I've combined the two techniques here. I didn't have a paint spinner but I remembered that we had a kids pottery wheel stored in the basement.  I needed to hit the store for new batteries but found that this worked just fine. - In fact, I think I liked it better because this didn't have the high sides that the paint spinners have so it was easier to control the color from my markers.

This is the toy pottery wheel I had in my basement. I attached my tile to the wheel with a couple of pieces of tape rolled up. That worked fine.

This was the first picture I took of my 'finished' tile. When I looked at it up close on my computer screen I decided it needed more shading. I went back in with colored pencils and added more depth.

Friday, April 6, 2018

Pickpocket tangle

Pickpocket - that's a fun name for a tangle. And this is my first tile using this tangle. I did draw it out on a sketchpad first to get the hang of it It is a little tricky but since I love the tangle W2, this is really just a skewed version of W2.

Zentangle also doesn't usually have things that are representational but since this tangle starts out with a dot grid, The eyes of my 'worm' were already there in my grid!

This tangle comes from the mind of 
Tomàs Padrós

Tuesday, March 27, 2018

Curvy Paradox

Paradox is the monotangle here. It's a tangle that I really enjoy doing. I wanted to push myself here so I started with a curvy string. It's trickier to do this tangle when the lines curve but I really enjoy the different effect that I got. Look below for the string I started with.

Saturday, March 10, 2018


The Diva asked us to try out the tangle Siri from Simone Menzel  CZT this week. It's a grid based tangle but I ended up deconstructing it and trying a different way to connect the elements. Fun. You can find the step outs for this tangle by going to

Thursday, March 8, 2018

Inspired by Henna and Coco

There are so many patterns that can be found around the world in different cultures. And many of those patterns have found their way into the world of Zentangle. I love how we can incorporate all these things into our artwork. In these tiles I was influenced first by henna designs. Then I saw the animated movie Coco, and I was blown away by the colors and artwork I saw on the screen. I started doing more research on the Mexican artwork that inspired that movie. These tiles are the result of combining those inspirations.

These tiles began on tiles I had previously colored the background with watercolor paints. The line work is done with the Moonlight gelly roll pens from Sakura with a little metallic gel pen added here and there.

Tuesday, February 27, 2018

heart zendala
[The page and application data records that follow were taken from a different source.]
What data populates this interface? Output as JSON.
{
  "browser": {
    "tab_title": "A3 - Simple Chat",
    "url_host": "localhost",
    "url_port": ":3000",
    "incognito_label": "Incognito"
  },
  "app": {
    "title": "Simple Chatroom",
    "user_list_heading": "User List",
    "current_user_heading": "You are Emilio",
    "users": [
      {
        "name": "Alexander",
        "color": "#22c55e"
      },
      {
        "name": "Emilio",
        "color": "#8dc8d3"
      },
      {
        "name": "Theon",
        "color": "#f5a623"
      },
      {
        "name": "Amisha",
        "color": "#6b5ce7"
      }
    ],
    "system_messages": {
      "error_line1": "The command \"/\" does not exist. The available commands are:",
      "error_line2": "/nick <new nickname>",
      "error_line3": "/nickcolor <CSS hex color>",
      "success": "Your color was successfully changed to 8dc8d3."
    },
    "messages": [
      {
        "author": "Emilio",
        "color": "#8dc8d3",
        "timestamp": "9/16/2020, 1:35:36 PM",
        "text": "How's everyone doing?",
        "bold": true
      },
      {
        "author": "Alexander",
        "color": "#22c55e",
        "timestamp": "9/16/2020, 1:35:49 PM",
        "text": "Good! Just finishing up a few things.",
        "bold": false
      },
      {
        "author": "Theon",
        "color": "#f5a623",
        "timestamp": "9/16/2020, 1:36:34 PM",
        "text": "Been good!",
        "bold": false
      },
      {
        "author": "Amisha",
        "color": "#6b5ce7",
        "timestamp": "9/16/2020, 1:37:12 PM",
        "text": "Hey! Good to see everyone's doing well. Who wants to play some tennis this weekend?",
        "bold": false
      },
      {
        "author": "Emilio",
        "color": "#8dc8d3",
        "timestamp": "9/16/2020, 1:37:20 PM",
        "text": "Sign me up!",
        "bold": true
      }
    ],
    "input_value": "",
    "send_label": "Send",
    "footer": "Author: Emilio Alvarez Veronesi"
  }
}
Zendalas are typically done with a symmetrical type of pattern. I love doing them but sometimes it's fun to do something different. I've done this string before and it's one of my favorites. I use an empty heart in the center (well actually off center) and build tangles flowing out of the heart. - This was my second Valentines Day since my husband has passed. The rawness is fading, but I still miss him. So this empty heart is a bit symbolic of how I feel.
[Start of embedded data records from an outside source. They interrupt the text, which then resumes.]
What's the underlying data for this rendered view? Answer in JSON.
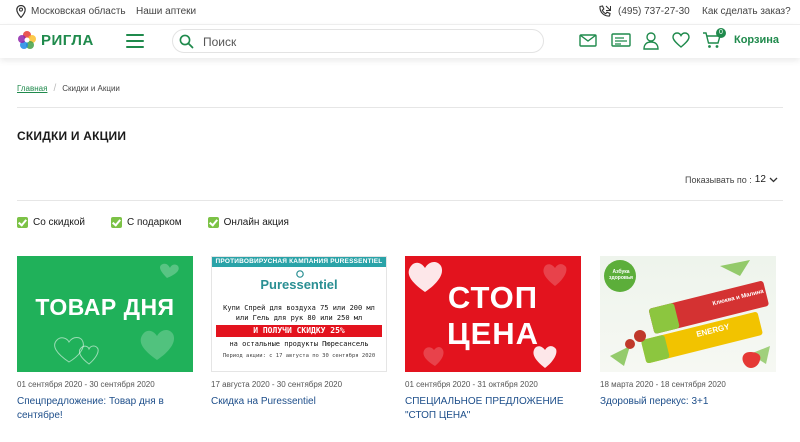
{
  "topbar": {
    "region": "Московская область",
    "pharmacies": "Наши аптеки",
    "phone": "(495) 737-27-30",
    "how_to_order": "Как сделать заказ?"
  },
  "header": {
    "logo_text": "РИГЛА",
    "search_placeholder": "Поиск",
    "cart_count": "0",
    "cart_label": "Корзина"
  },
  "breadcrumb": {
    "home": "Главная",
    "current": "Скидки и Акции"
  },
  "page_title": "СКИДКИ И АКЦИИ",
  "show_by": {
    "label": "Показывать по :",
    "value": "12"
  },
  "filters": [
    {
      "label": "Со скидкой",
      "checked": true
    },
    {
      "label": "С подарком",
      "checked": true
    },
    {
      "label": "Онлайн акция",
      "checked": true
    }
  ],
  "cards": [
    {
      "image_text": "ТОВАР ДНЯ",
      "date": "01 сентября 2020 - 30 сентября 2020",
      "title": "Спецпредложение: Товар дня в сентябре!"
    },
    {
      "image": {
        "top": "ПРОТИВОВИРУСНАЯ КАМПАНИЯ PURESSENTIEL",
        "logo": "Puressentiel",
        "line1": "Купи Спрей для воздуха 75 или 200 мл",
        "line2": "или Гель для рук 80 или 250 мл",
        "bar": "И ПОЛУЧИ СКИДКУ 25%",
        "line3": "на остальные продукты Пюресансель",
        "period": "Период акции: с 17 августа по 30 сентября 2020"
      },
      "date": "17 августа 2020 - 30 сентября 2020",
      "title": "Скидка на Puressentiel"
    },
    {
      "image_text_1": "СТОП",
      "image_text_2": "ЦЕНА",
      "date": "01 сентября 2020 - 31 октября 2020",
      "title": "СПЕЦИАЛЬНОЕ ПРЕДЛОЖЕНИЕ \"СТОП ЦЕНА\""
    },
    {
      "image": {
        "brand": "Азбука здоровья",
        "bar1": "Клюква и Малина",
        "bar2": "ENERGY"
      },
      "date": "18 марта 2020 - 18 сентября 2020",
      "title": "Здоровый перекус: 3+1"
    }
  ],
  "colors": {
    "brand_green": "#1f8a4c",
    "promo_green": "#20b15a",
    "promo_red": "#e3131e",
    "link_blue": "#1d4e8a",
    "checkbox_green": "#7cc246"
  }
}
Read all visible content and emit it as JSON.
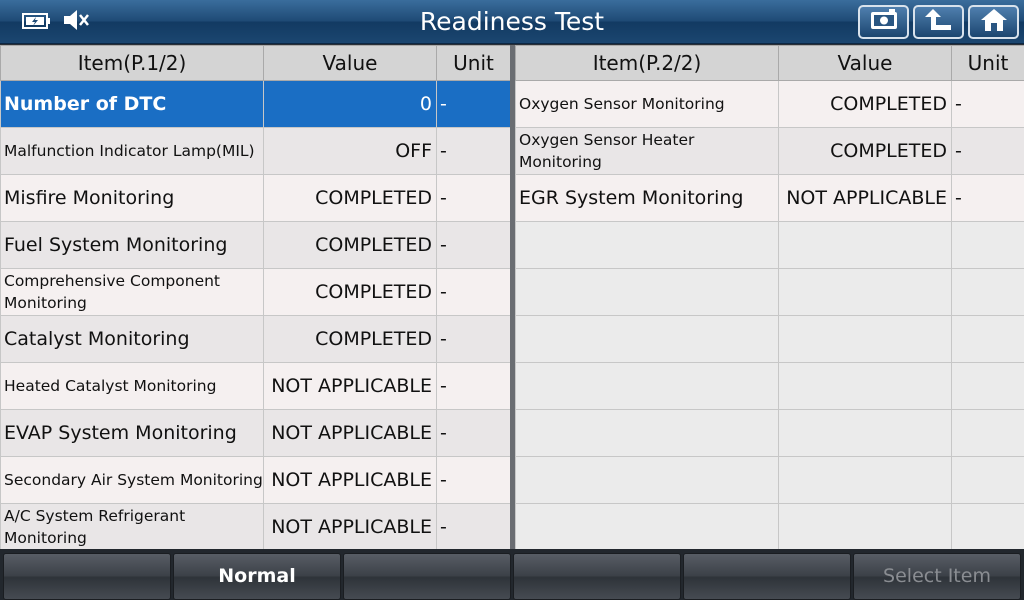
{
  "header": {
    "title": "Readiness Test",
    "icons": [
      "battery-icon",
      "mute-speaker-icon",
      "screenshot-icon",
      "back-up-arrow-icon",
      "home-icon"
    ]
  },
  "left_table": {
    "headers": {
      "item": "Item(P.1/2)",
      "value": "Value",
      "unit": "Unit"
    },
    "rows": [
      {
        "item": "Number of DTC",
        "value": "0",
        "unit": "-"
      },
      {
        "item": "Malfunction Indicator Lamp(MIL)",
        "value": "OFF",
        "unit": "-"
      },
      {
        "item": "Misfire Monitoring",
        "value": "COMPLETED",
        "unit": "-"
      },
      {
        "item": "Fuel System Monitoring",
        "value": "COMPLETED",
        "unit": "-"
      },
      {
        "item": "Comprehensive Component Monitoring",
        "value": "COMPLETED",
        "unit": "-"
      },
      {
        "item": "Catalyst Monitoring",
        "value": "COMPLETED",
        "unit": "-"
      },
      {
        "item": "Heated Catalyst Monitoring",
        "value": "NOT APPLICABLE",
        "unit": "-"
      },
      {
        "item": "EVAP System Monitoring",
        "value": "NOT APPLICABLE",
        "unit": "-"
      },
      {
        "item": "Secondary Air System Monitoring",
        "value": "NOT APPLICABLE",
        "unit": "-"
      },
      {
        "item": "A/C System Refrigerant Monitoring",
        "value": "NOT APPLICABLE",
        "unit": "-"
      }
    ]
  },
  "right_table": {
    "headers": {
      "item": "Item(P.2/2)",
      "value": "Value",
      "unit": "Unit"
    },
    "rows": [
      {
        "item": "Oxygen Sensor Monitoring",
        "value": "COMPLETED",
        "unit": "-"
      },
      {
        "item": "Oxygen Sensor Heater Monitoring",
        "value": "COMPLETED",
        "unit": "-"
      },
      {
        "item": "EGR System Monitoring",
        "value": "NOT APPLICABLE",
        "unit": "-"
      }
    ]
  },
  "footer": {
    "buttons": [
      "",
      "Normal",
      "",
      "",
      "",
      "Select Item"
    ]
  },
  "colors": {
    "selected_row": "#1a6ec4",
    "title_bar": "#1f4b76"
  }
}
I did this using one of my zendalas that was previously colored with a pink watercolor. The tangles are done with a pink pen and shaded with three shades of colored pencils.
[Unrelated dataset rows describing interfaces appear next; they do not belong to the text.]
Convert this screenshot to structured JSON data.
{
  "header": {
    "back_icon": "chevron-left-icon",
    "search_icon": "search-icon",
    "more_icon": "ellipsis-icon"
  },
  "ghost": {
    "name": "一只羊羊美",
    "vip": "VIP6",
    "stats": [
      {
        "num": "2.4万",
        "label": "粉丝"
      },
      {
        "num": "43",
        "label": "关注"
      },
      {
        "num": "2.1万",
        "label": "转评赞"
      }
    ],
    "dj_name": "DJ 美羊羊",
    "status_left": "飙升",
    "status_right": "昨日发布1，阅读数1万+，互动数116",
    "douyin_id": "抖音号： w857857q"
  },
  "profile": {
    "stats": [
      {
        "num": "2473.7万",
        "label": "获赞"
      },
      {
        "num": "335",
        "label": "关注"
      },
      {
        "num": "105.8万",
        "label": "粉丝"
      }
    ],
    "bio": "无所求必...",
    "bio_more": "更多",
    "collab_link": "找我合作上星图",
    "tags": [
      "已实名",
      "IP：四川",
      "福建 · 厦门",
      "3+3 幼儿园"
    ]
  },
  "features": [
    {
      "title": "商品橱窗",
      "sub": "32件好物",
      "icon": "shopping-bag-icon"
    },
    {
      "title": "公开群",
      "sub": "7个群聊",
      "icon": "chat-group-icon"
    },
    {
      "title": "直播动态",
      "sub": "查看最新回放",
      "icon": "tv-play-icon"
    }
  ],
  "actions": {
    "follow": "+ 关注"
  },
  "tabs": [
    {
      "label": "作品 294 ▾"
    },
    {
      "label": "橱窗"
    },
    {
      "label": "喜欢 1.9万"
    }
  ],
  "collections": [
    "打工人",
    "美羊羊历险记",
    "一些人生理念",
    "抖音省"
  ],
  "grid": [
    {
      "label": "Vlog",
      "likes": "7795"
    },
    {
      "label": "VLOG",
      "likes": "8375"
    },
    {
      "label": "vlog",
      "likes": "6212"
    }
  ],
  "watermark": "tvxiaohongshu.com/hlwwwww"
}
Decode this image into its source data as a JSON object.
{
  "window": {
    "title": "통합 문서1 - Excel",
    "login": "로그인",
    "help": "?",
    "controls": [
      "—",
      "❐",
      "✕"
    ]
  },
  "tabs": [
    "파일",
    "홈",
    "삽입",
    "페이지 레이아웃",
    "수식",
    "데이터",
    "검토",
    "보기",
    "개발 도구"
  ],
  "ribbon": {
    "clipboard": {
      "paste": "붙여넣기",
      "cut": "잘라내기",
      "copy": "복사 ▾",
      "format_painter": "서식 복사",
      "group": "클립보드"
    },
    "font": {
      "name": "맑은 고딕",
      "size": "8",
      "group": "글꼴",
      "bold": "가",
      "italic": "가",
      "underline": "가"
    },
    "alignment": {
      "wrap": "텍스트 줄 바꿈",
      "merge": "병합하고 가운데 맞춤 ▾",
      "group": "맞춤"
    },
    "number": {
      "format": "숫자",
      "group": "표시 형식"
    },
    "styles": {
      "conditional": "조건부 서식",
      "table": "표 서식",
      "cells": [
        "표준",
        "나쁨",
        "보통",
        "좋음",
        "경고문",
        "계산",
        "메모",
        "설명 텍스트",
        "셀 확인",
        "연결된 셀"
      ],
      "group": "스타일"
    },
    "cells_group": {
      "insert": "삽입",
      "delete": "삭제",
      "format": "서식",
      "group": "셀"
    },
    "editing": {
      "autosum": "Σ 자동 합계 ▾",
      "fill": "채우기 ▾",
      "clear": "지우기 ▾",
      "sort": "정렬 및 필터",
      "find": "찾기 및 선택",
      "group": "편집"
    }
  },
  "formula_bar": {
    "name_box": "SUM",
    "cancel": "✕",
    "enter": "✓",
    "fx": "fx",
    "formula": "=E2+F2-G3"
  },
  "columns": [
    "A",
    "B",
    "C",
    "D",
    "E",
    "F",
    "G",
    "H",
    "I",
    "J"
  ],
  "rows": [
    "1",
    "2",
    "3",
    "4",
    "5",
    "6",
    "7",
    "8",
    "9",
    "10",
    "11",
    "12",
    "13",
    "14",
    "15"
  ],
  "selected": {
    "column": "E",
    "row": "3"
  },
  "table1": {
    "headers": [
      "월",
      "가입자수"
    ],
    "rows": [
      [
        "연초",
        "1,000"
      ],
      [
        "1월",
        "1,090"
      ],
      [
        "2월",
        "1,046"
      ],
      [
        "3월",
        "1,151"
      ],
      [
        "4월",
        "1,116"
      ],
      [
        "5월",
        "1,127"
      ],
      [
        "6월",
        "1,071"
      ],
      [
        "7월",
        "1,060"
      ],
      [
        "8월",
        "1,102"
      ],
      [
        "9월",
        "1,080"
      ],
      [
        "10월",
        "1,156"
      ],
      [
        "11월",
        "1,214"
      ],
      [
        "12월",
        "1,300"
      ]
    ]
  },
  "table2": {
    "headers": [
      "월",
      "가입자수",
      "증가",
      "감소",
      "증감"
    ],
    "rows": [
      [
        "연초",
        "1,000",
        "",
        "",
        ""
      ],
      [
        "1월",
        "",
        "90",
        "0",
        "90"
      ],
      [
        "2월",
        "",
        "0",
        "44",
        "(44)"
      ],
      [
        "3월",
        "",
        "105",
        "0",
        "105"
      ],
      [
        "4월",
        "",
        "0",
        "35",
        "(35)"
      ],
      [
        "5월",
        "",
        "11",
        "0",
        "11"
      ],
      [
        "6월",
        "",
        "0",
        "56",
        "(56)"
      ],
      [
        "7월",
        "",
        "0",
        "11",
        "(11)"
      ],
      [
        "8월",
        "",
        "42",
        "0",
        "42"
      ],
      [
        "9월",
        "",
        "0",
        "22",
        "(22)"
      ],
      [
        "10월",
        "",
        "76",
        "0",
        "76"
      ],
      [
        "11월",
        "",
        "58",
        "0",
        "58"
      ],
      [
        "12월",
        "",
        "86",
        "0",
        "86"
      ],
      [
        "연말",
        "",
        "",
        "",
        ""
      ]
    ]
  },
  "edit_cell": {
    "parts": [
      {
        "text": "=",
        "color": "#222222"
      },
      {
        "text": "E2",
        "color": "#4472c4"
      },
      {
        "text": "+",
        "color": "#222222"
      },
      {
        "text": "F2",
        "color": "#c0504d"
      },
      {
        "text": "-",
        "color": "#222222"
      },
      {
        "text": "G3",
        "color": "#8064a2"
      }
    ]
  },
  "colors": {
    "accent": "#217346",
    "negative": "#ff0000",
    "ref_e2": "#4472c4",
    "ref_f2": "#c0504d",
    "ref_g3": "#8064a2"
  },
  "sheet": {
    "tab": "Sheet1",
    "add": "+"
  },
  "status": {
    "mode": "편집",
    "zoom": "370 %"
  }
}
Sunday, February 25, 2018

purple blooms

Playing with a new technique this week. At the last Prairie Tanglers meeting, Tess Carlson Imobersteg taught a class using paper circles punched out of a variety of papers. She then showed us  a folding technique to get the blossom petals.. Add tangles, and fun! I enjoyed this new way to play with tangling.

I used a colored pen for the purple lines and a brush with an iridescent white ink for the white lines. It looks white in this picture but sparkles in person.

These blooms are in progress. I've used a variety of scrapbook papers, colored cardstock, and even junk mail. The purple one is in the middle and I'll be pondering what tangles I want to use on the other blossoms.